How unusual? Consider the data that eEye, a security tool and research company, puts out about vulnerabilities it has reported to Microsoft.

eEye has, as these things go, a long history of reporting severe vulnerabilities and getting credit when Microsoft finally discloses and fixes them. Youd think that Microsoft would take vulnerability reports from eEye seriously as a matter of course.

But these are the dates of the current list of vulnerabilities that have been reported to Microsoft:

  • Oct. 17, 2005—Severity: High (Remote Code Execution)
  • Oct. 11, 2005—Severity: Medium (Denial of Service)
  • Aug. 1, 2005—Severity: High (Remote Code Execution)
  • June 27, 2005—Severity: High (Remote Code Execution)
  • May 5, 2005—Severity: High (Remote Code Execution)
Criminy! May 5? This is not exactly a prompt response. And yet its not unheard of, far from it.

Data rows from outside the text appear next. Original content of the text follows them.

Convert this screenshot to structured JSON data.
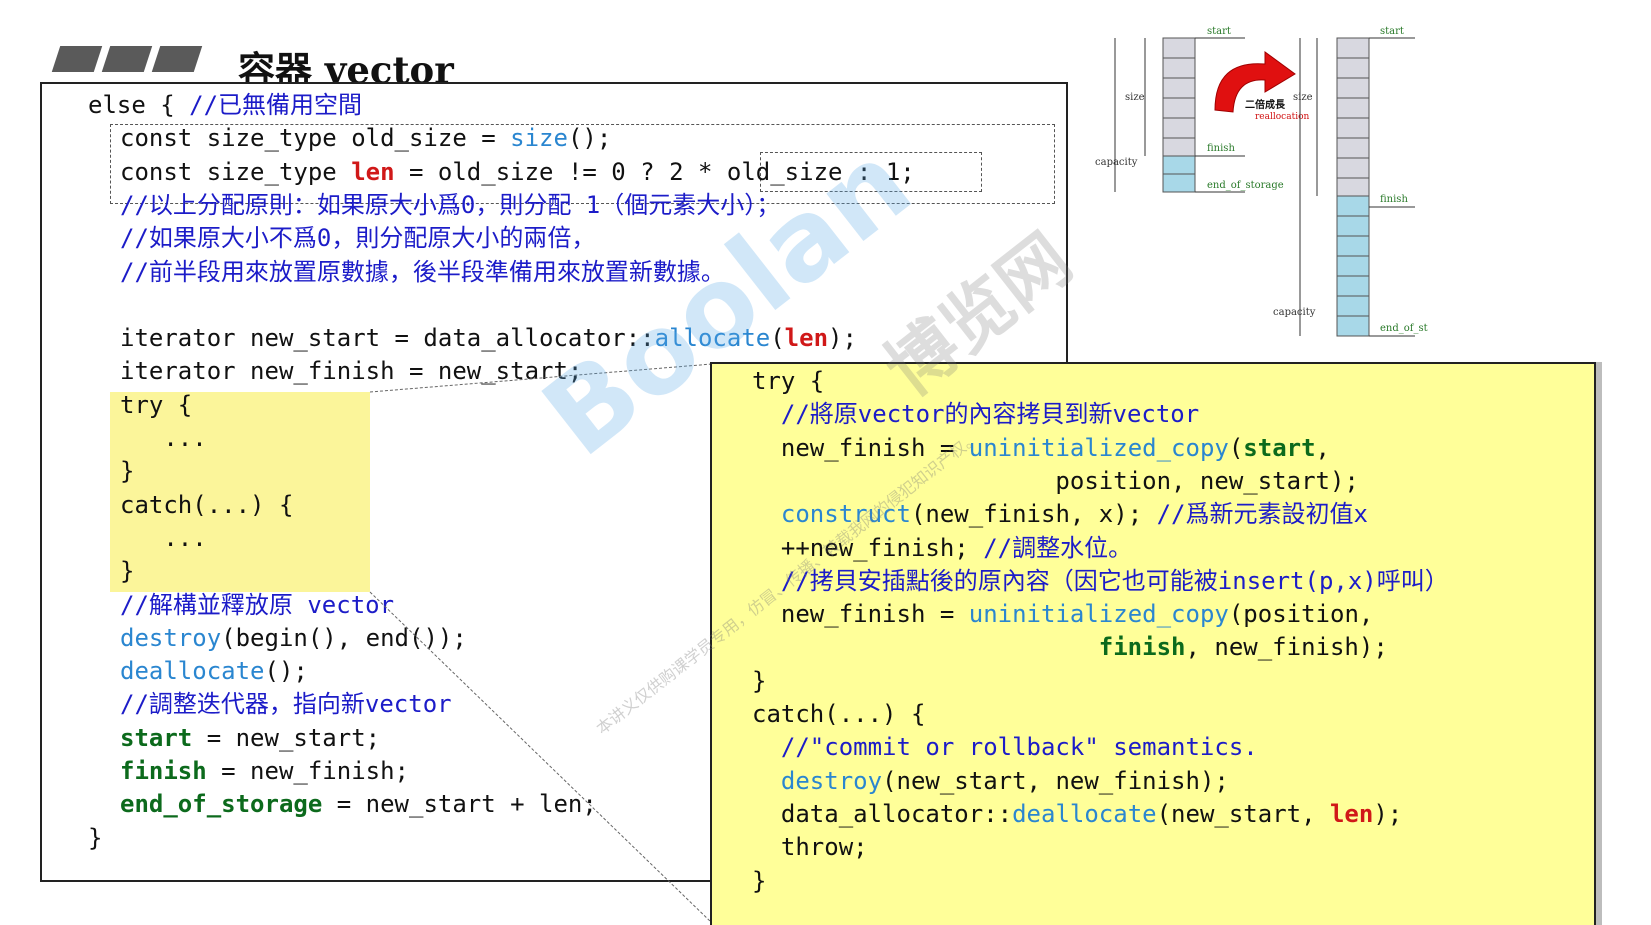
{
  "header": {
    "title": "容器 vector"
  },
  "code_left": [
    {
      "parts": [
        {
          "t": "else { ",
          "c": ""
        },
        {
          "t": "//已無備用空間",
          "c": "cmt"
        }
      ]
    },
    {
      "parts": [
        {
          "t": "const size_type old_size = ",
          "c": ""
        },
        {
          "t": "size",
          "c": "fn"
        },
        {
          "t": "();",
          "c": ""
        }
      ]
    },
    {
      "parts": [
        {
          "t": "const size_type ",
          "c": ""
        },
        {
          "t": "len",
          "c": "red"
        },
        {
          "t": " = old_size != 0 ? 2 * old_size : 1;",
          "c": ""
        }
      ]
    },
    {
      "parts": [
        {
          "t": "//以上分配原則：如果原大小爲0，則分配 1（個元素大小）；",
          "c": "cmt"
        }
      ]
    },
    {
      "parts": [
        {
          "t": "//如果原大小不爲0，則分配原大小的兩倍，",
          "c": "cmt"
        }
      ]
    },
    {
      "parts": [
        {
          "t": "//前半段用來放置原數據，後半段準備用來放置新數據。",
          "c": "cmt"
        }
      ]
    },
    {
      "parts": [
        {
          "t": "",
          "c": ""
        }
      ]
    },
    {
      "parts": [
        {
          "t": "iterator new_start = data_allocator::",
          "c": ""
        },
        {
          "t": "allocate",
          "c": "fn"
        },
        {
          "t": "(",
          "c": ""
        },
        {
          "t": "len",
          "c": "red"
        },
        {
          "t": ");",
          "c": ""
        }
      ]
    },
    {
      "parts": [
        {
          "t": "iterator new_finish = new_start;",
          "c": ""
        }
      ]
    },
    {
      "parts": [
        {
          "t": "try {",
          "c": ""
        }
      ]
    },
    {
      "parts": [
        {
          "t": "   ...",
          "c": ""
        }
      ]
    },
    {
      "parts": [
        {
          "t": "}",
          "c": ""
        }
      ]
    },
    {
      "parts": [
        {
          "t": "catch(...) {",
          "c": ""
        }
      ]
    },
    {
      "parts": [
        {
          "t": "   ...",
          "c": ""
        }
      ]
    },
    {
      "parts": [
        {
          "t": "}",
          "c": ""
        }
      ]
    },
    {
      "parts": [
        {
          "t": "//解構並釋放原 vector",
          "c": "cmt"
        }
      ]
    },
    {
      "parts": [
        {
          "t": "destroy",
          "c": "fn"
        },
        {
          "t": "(begin(), end());",
          "c": ""
        }
      ]
    },
    {
      "parts": [
        {
          "t": "deallocate",
          "c": "fn"
        },
        {
          "t": "();",
          "c": ""
        }
      ]
    },
    {
      "parts": [
        {
          "t": "//調整迭代器，指向新vector",
          "c": "cmt"
        }
      ]
    },
    {
      "parts": [
        {
          "t": "start",
          "c": "grn"
        },
        {
          "t": " = new_start;",
          "c": ""
        }
      ]
    },
    {
      "parts": [
        {
          "t": "finish",
          "c": "grn"
        },
        {
          "t": " = new_finish;",
          "c": ""
        }
      ]
    },
    {
      "parts": [
        {
          "t": "end_of_storage",
          "c": "grn"
        },
        {
          "t": " = new_start + len;",
          "c": ""
        }
      ]
    },
    {
      "parts": [
        {
          "t": "}",
          "c": ""
        }
      ]
    }
  ],
  "code_right": [
    {
      "parts": [
        {
          "t": "try {",
          "c": ""
        }
      ]
    },
    {
      "parts": [
        {
          "t": "  //將原vector的內容拷貝到新vector",
          "c": "cmt"
        }
      ]
    },
    {
      "parts": [
        {
          "t": "  new_finish = ",
          "c": ""
        },
        {
          "t": "uninitialized_copy",
          "c": "fn"
        },
        {
          "t": "(",
          "c": ""
        },
        {
          "t": "start",
          "c": "grn"
        },
        {
          "t": ",",
          "c": ""
        }
      ]
    },
    {
      "parts": [
        {
          "t": "                     position, new_start);",
          "c": ""
        }
      ]
    },
    {
      "parts": [
        {
          "t": "  ",
          "c": ""
        },
        {
          "t": "construct",
          "c": "fn"
        },
        {
          "t": "(new_finish, x); ",
          "c": ""
        },
        {
          "t": "//爲新元素設初值x",
          "c": "cmt"
        }
      ]
    },
    {
      "parts": [
        {
          "t": "  ++new_finish; ",
          "c": ""
        },
        {
          "t": "//調整水位。",
          "c": "cmt"
        }
      ]
    },
    {
      "parts": [
        {
          "t": "  //拷貝安插點後的原內容（因它也可能被insert(p,x)呼叫）",
          "c": "cmt"
        }
      ]
    },
    {
      "parts": [
        {
          "t": "  new_finish = ",
          "c": ""
        },
        {
          "t": "uninitialized_copy",
          "c": "fn"
        },
        {
          "t": "(position,",
          "c": ""
        }
      ]
    },
    {
      "parts": [
        {
          "t": "                        ",
          "c": ""
        },
        {
          "t": "finish",
          "c": "grn"
        },
        {
          "t": ", new_finish);",
          "c": ""
        }
      ]
    },
    {
      "parts": [
        {
          "t": "}",
          "c": ""
        }
      ]
    },
    {
      "parts": [
        {
          "t": "catch(...) {",
          "c": ""
        }
      ]
    },
    {
      "parts": [
        {
          "t": "  //\"commit or rollback\" semantics.",
          "c": "cmt"
        }
      ]
    },
    {
      "parts": [
        {
          "t": "  ",
          "c": ""
        },
        {
          "t": "destroy",
          "c": "fn"
        },
        {
          "t": "(new_start, new_finish);",
          "c": ""
        }
      ]
    },
    {
      "parts": [
        {
          "t": "  data_allocator::",
          "c": ""
        },
        {
          "t": "deallocate",
          "c": "fn"
        },
        {
          "t": "(new_start, ",
          "c": ""
        },
        {
          "t": "len",
          "c": "red"
        },
        {
          "t": ");",
          "c": ""
        }
      ]
    },
    {
      "parts": [
        {
          "t": "  throw;",
          "c": ""
        }
      ]
    },
    {
      "parts": [
        {
          "t": "}",
          "c": ""
        }
      ]
    }
  ],
  "diagram": {
    "label_start": "start",
    "label_size": "size",
    "label_finish": "finish",
    "label_capacity": "capacity",
    "label_end": "end_of_storage",
    "label_end_short": "end_of_st",
    "label_grow": "二倍成長",
    "label_realloc": "reallocation",
    "colors": {
      "used": "#d8d8e0",
      "spare": "#a8d8e8",
      "arrow": "#e01010"
    }
  },
  "watermark": {
    "brand": "Boolan",
    "cn": "博览网",
    "note": "本讲义仅供购课学员专用，仿冒、传播、转载我网的侵犯知识产权。"
  }
}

Microsofts explanation for this staggering lead time has generally been about the necessity of testing patches thoroughly and the companys need to release simultaneously in 20-something languages.

Fair points all, as many other vendors and open-source efforts seem to view testing as something their users should be doing. But eight months? Before too long youll be able to test these patches with carbon-14 dating.

And the response to the WMF unmasks the insufficiency of the whole process. Of course, it didnt need this episode to be unmasked; Microsofts slow response was well-known in the past. But never has it responded so quickly to a zero-day attack.

If there is a certain amount of minimal overhead time built into the development and testing process for patches, clearly its not a large amount, and no larger than about a week. And not just any week: The WMF patch testing happened over a holiday weekend!

Next page: The partly line.